§ Directions for this task: Would you give all of the records again, exactly as they read?

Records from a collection
──────────────────────────────
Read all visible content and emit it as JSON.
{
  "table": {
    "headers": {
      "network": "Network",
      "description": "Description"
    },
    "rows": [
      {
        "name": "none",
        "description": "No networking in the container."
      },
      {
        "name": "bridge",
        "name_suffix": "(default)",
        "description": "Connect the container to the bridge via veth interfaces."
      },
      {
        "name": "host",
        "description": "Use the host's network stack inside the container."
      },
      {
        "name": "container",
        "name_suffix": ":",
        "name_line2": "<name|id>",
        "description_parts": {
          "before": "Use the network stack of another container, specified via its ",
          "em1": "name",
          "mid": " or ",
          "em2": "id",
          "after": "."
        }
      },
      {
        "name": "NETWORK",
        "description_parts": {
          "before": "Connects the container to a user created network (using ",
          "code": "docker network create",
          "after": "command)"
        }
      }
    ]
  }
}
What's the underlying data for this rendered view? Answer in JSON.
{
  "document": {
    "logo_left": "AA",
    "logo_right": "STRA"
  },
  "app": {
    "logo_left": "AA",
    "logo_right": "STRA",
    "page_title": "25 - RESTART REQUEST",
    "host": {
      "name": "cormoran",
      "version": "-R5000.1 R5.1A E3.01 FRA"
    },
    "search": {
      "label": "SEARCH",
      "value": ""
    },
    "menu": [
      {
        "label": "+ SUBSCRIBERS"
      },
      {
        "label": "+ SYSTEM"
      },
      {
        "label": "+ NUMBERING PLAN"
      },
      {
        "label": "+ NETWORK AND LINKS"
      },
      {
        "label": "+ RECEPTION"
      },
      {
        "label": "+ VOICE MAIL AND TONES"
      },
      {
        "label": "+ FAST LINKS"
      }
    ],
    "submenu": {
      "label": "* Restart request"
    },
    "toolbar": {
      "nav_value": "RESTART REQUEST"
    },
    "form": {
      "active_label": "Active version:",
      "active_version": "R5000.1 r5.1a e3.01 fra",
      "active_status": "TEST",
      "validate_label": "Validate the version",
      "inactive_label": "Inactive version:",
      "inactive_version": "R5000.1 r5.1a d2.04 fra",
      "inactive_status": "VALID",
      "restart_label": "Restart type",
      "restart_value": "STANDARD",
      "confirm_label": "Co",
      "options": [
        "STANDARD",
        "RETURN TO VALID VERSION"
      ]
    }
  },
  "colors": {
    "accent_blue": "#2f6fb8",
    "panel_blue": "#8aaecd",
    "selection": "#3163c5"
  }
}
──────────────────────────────
§ Answer to this problem:
Read all visible content and emit it as JSON.
{
  "table": {
    "headers": {
      "network": "Network",
      "description": "Description"
    },
    "rows": [
      {
        "name": "none",
        "description": "No networking in the container."
      },
      {
        "name": "bridge",
        "name_suffix": "(default)",
        "description": "Connect the container to the bridge via veth interfaces."
      },
      {
        "name": "host",
        "description": "Use the host's network stack inside the container."
      },
      {
        "name": "container",
        "name_suffix": ":",
        "name_line2": "<name|id>",
        "description_parts": {
          "before": "Use the network stack of another container, specified via its ",
          "em1": "name",
          "mid": " or ",
          "em2": "id",
          "after": "."
        }
      },
      {
        "name": "NETWORK",
        "description_parts": {
          "before": "Connects the container to a user created network (using ",
          "code": "docker network create",
          "after": "command)"
        }
      }
    ]
  }
}
What's the underlying data for this rendered view? Answer in JSON.
{
  "document": {
    "logo_left": "AA",
    "logo_right": "STRA"
  },
  "app": {
    "logo_left": "AA",
    "logo_right": "STRA",
    "page_title": "25 - RESTART REQUEST",
    "host": {
      "name": "cormoran",
      "version": "-R5000.1 R5.1A E3.01 FRA"
    },
    "search": {
      "label": "SEARCH",
      "value": ""
    },
    "menu": [
      {
        "label": "+ SUBSCRIBERS"
      },
      {
        "label": "+ SYSTEM"
      },
      {
        "label": "+ NUMBERING PLAN"
      },
      {
        "label": "+ NETWORK AND LINKS"
      },
      {
        "label": "+ RECEPTION"
      },
      {
        "label": "+ VOICE MAIL AND TONES"
      },
      {
        "label": "+ FAST LINKS"
      }
    ],
    "submenu": {
      "label": "* Restart request"
    },
    "toolbar": {
      "nav_value": "RESTART REQUEST"
    },
    "form": {
      "active_label": "Active version:",
      "active_version": "R5000.1 r5.1a e3.01 fra",
      "active_status": "TEST",
      "validate_label": "Validate the version",
      "inactive_label": "Inactive version:",
      "inactive_version": "R5000.1 r5.1a d2.04 fra",
      "inactive_status": "VALID",
      "restart_label": "Restart type",
      "restart_value": "STANDARD",
      "confirm_label": "Co",
      "options": [
        "STANDARD",
        "RETURN TO VALID VERSION"
      ]
    }
  },
  "colors": {
    "accent_blue": "#2f6fb8",
    "panel_blue": "#8aaecd",
    "selection": "#3163c5"
  }
}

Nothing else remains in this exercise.